“It’s a wonderful thing,” concurs reality TV producer Jonathan Reiner, a Daytime Emmy winner for producing “Starting Over.” “It looked like the show was flatlining, and now it has a second wind, and the best place to get a second wind is on a youth-oriented network.”
“Everyone’s talking about it,” says Michael Bruno, a
daytime talent manager, who represents five of this year’s prenominated actors. “People are excited, and they’re already buying dresses.”
Having the Daytime Emmys on the CW would seem to be a win-win for all parties. The kudocast would remain on a broadcast net, yet because the CW doesn’t air any scripted daytime programming, the net could use presenters from their primetime shows and possibly even the shows that are syndicated during daytime hours.
The CW is likely to promote its primetime lineup, possibly using daytime alumni such as “Supernatural’s” Jensen Ackles (formerly of “Days of Our Lives”) and “Smallville’s” Justin Hartley (formerly of “Passions”).
“They’ll probably give us presenters from ‘Gossip Girl’ and possibly Brittany Snow, who used to be on ‘Guiding Light,’ who’s going to play Lily on the ‘Gossip Girl’ spinoff,” Bruno offers. “The CW will also be more likely to have an equal amount of presenters from every single daytime show.”
Still, it’s possible there may be a CBS daytime accent on the awards program as well.
“I don’t know the production company or the specifics, but I wouldn’t be surprised to see a CBS influence (on the show) given that CBS and the CW are part of the same (corporate) family,” Reiner muses.
Why has there been a holdup in announcing the plans?
“Traditionally, when we had ongoing partnerships with (ABC and CBS); negotiations would have begun much earlier and would have been completed before now,” a NATAS rep says.
Prior to this latest development, there was significant buzz that the Daytime Emmys were going to return to an afternoon event in New York and the ceremony would be shown on the Internet.
“If you’re going to a webcast, it should be on your terms,” Reiner says, “and not because the whole town has passed on your show.”

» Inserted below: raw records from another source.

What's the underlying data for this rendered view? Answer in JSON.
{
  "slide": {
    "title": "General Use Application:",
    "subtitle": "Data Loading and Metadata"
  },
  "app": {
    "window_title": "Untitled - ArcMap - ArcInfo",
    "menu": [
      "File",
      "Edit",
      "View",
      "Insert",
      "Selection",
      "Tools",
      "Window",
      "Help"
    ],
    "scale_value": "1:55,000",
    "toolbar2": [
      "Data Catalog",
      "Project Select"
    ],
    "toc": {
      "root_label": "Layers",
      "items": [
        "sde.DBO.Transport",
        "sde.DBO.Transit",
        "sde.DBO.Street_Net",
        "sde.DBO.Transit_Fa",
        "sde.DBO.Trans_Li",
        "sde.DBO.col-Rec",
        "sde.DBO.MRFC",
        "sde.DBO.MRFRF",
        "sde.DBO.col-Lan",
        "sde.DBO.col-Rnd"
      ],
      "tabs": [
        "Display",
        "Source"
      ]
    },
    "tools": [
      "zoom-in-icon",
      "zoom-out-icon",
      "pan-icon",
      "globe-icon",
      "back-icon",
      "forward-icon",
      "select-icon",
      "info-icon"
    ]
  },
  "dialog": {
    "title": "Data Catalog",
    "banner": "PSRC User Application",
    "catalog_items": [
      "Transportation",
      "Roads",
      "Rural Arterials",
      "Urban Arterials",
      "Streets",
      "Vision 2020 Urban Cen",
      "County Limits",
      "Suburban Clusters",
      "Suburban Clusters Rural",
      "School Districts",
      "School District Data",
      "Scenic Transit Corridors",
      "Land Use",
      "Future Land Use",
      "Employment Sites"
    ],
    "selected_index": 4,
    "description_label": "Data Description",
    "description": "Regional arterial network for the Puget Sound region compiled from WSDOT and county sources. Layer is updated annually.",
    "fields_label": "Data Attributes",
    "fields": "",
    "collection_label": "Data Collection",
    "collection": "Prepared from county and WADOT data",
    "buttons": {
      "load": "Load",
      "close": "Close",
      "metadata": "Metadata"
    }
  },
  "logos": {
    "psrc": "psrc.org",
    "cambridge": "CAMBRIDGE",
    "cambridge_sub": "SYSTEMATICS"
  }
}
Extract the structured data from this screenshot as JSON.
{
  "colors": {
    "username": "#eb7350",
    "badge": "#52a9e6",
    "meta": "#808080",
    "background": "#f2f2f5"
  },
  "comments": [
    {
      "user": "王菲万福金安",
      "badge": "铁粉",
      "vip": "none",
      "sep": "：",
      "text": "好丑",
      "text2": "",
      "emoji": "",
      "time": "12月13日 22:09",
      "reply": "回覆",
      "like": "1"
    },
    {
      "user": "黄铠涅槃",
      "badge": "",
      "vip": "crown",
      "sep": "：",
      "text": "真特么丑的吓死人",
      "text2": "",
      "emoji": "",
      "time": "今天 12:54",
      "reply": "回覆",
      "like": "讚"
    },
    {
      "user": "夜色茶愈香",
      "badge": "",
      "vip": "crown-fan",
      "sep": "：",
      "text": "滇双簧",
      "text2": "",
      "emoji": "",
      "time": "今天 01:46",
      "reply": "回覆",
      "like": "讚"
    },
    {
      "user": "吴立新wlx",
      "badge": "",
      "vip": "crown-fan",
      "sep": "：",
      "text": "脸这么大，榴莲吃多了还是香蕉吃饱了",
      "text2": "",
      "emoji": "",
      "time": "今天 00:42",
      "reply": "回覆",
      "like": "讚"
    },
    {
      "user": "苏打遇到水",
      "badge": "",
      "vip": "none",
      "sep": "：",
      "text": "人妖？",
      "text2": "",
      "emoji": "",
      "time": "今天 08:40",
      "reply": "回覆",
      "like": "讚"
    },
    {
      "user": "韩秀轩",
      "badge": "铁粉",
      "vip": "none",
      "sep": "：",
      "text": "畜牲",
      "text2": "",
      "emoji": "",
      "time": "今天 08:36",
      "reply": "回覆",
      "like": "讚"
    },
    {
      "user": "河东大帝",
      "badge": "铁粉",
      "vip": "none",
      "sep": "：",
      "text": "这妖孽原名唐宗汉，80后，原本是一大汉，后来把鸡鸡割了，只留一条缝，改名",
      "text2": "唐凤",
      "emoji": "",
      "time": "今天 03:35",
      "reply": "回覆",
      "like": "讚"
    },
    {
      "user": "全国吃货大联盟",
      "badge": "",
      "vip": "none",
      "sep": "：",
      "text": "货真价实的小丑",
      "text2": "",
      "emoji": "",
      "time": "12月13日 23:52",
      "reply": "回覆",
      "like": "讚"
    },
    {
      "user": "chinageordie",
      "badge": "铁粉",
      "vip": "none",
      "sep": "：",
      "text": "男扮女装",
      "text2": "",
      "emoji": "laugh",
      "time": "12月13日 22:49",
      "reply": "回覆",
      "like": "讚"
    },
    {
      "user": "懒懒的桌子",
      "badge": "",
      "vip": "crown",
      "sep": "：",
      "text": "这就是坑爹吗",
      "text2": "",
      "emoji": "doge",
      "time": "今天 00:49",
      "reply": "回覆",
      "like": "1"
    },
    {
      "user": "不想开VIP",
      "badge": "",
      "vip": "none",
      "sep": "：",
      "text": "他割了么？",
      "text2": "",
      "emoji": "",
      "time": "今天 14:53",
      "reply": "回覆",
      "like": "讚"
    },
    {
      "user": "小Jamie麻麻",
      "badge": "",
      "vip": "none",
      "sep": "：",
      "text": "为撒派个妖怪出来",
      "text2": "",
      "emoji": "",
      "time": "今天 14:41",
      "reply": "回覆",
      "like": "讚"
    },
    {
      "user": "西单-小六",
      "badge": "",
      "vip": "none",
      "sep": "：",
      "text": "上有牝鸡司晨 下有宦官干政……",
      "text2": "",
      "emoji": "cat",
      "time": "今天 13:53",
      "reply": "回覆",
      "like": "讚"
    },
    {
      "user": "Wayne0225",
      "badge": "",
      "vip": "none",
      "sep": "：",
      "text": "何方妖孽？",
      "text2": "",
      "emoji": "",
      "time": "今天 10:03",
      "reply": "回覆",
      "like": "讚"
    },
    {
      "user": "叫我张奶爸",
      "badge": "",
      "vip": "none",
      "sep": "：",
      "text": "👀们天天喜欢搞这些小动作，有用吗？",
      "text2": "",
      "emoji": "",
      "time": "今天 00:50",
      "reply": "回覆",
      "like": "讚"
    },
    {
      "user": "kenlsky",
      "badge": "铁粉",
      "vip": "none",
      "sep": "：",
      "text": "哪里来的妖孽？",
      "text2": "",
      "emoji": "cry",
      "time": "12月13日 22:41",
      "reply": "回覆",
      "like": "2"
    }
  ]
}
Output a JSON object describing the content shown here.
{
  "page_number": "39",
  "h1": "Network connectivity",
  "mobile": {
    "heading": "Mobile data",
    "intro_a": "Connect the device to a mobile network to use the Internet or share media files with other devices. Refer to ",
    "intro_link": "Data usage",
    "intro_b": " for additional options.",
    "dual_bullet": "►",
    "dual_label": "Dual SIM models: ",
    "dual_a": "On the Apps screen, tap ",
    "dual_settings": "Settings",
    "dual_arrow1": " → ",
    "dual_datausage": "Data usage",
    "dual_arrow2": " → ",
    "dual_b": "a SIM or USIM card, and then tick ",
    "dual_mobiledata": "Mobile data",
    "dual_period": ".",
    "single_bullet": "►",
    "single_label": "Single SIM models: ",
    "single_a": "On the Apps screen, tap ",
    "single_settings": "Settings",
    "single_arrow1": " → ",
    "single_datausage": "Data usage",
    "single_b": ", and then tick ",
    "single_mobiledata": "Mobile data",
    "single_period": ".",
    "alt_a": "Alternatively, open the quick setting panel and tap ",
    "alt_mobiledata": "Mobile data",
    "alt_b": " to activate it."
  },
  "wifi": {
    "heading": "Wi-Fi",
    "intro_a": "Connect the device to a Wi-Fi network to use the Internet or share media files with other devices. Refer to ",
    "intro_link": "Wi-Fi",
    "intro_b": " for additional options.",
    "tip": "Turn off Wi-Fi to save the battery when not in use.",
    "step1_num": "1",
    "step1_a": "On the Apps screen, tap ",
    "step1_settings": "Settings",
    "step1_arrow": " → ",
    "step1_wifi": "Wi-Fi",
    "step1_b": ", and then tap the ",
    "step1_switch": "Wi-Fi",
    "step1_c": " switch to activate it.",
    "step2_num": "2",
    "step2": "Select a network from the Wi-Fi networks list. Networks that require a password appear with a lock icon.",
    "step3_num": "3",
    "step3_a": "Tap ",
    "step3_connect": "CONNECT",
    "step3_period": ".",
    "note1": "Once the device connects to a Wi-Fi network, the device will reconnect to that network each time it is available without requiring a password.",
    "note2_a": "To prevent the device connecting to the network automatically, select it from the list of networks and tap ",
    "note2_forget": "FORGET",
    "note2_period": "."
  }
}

“I think many of us were hoping it would be an industry luncheon,” says Peter Bergman, a three-time Daytime Emmy winner for his role of Jack Abbott on “The Young and the Restless.” The actor points out that, over the years, the awards have included mass-appealing “I’m Too Sexy for My Shirt” music montages, which arguably took the emphasis away from the actors’ performances on daytime soaps that the Emmys were supposed to be honoring.
“I hope (going to the CW) brings wonderful change,” Bergman adds. “I hope this is just the change that’s needed.”
The CW has an opportunity to shake up the awards show, and could possibly take a page from this year’s Oscars, which had five past acting winners honor current nominees instead of airing out-of-context clips.
“That could also work at the Daytime Emmys,” theorizes Kate Linder, who plays Esther Valentine on “The Young and the Restless” and also serves as a daytime governor for the Academy of Television Arts & Sciences.
“I found that charming as well as entertaining,” Linder says. “Awards shows need to entertain their audiences. If there’s a way to figure that out, then you’ve got gold — in more ways than one.”